Work required - Among the lines of the data, copy those that hold "hành".

***** Supplied data *****

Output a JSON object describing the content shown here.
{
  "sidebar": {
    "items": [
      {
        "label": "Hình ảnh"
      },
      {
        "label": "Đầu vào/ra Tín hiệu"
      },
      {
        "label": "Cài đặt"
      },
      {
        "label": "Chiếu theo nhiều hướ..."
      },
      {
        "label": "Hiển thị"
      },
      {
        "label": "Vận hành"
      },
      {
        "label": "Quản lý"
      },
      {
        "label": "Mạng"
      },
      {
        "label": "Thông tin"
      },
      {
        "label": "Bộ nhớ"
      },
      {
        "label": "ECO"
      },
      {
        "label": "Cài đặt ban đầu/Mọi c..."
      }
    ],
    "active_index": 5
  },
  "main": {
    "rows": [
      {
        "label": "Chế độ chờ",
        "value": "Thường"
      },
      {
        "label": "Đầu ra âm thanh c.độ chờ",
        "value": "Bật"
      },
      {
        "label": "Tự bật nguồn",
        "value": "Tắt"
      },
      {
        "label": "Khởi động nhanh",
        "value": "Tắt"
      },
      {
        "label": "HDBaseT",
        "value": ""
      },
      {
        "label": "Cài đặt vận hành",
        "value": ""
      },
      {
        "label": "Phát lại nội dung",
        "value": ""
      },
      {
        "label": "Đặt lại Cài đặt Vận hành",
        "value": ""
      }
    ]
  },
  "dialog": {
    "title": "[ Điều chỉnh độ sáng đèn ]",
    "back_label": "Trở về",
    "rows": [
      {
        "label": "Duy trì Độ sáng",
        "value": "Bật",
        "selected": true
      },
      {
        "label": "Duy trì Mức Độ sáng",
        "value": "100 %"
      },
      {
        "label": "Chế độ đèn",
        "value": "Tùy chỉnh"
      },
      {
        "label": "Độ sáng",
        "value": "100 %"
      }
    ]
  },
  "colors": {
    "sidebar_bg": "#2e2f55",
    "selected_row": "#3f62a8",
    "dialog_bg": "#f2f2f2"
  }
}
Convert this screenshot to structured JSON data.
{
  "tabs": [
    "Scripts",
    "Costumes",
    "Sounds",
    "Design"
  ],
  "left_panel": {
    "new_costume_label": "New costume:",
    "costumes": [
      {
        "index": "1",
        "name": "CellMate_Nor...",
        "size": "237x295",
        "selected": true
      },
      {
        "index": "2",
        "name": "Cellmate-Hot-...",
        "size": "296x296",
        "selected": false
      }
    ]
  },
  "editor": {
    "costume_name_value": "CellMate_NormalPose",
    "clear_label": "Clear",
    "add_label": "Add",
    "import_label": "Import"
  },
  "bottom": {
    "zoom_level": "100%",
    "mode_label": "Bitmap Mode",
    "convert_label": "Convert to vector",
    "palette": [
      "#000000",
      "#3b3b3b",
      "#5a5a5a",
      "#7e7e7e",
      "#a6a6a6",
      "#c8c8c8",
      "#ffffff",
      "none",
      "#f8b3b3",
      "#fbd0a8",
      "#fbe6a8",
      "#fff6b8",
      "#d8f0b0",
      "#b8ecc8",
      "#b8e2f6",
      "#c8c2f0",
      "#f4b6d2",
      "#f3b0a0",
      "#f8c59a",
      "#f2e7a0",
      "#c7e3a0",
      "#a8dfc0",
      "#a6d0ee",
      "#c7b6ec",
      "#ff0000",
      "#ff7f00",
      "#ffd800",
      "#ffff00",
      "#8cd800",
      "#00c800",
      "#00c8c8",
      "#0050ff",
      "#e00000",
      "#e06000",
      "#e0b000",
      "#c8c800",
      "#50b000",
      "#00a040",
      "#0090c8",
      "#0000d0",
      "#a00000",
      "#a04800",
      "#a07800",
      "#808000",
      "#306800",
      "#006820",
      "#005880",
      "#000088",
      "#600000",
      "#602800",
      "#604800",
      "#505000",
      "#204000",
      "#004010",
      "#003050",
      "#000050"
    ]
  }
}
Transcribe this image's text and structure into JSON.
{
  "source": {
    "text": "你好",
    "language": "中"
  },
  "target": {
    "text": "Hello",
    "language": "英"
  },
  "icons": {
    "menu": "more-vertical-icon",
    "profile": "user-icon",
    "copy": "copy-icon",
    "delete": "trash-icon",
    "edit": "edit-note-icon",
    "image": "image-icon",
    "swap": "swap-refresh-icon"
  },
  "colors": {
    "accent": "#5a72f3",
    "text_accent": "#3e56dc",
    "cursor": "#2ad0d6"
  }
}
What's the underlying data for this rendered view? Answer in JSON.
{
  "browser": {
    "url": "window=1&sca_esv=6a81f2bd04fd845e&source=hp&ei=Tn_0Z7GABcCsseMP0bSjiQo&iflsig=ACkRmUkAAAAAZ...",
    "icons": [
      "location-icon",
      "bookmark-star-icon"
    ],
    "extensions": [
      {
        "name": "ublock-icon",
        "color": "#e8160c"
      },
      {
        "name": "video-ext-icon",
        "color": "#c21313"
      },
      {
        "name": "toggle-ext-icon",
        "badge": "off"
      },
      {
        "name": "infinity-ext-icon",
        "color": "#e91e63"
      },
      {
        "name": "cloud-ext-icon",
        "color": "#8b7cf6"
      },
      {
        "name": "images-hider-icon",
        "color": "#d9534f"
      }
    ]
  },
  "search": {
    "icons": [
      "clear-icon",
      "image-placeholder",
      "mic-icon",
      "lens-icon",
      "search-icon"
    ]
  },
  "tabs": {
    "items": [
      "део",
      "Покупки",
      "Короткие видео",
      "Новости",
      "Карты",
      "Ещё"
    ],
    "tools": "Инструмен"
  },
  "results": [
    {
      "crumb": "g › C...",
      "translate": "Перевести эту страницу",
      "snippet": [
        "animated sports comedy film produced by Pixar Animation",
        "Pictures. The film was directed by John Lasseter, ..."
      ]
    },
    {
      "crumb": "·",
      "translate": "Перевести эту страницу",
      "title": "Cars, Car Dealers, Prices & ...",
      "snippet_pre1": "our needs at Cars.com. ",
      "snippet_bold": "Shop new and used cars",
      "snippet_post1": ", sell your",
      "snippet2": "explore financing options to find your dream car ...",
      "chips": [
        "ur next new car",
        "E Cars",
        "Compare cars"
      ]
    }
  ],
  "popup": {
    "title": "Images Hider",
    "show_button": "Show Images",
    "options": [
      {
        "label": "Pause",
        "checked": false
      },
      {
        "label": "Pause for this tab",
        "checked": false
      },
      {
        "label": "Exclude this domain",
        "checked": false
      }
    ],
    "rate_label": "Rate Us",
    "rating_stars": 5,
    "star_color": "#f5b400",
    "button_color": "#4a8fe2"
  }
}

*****

Output of the task -
        "label": "Vận hành"
        "label": "Cài đặt vận hành",
        "label": "Đặt lại Cài đặt Vận hành",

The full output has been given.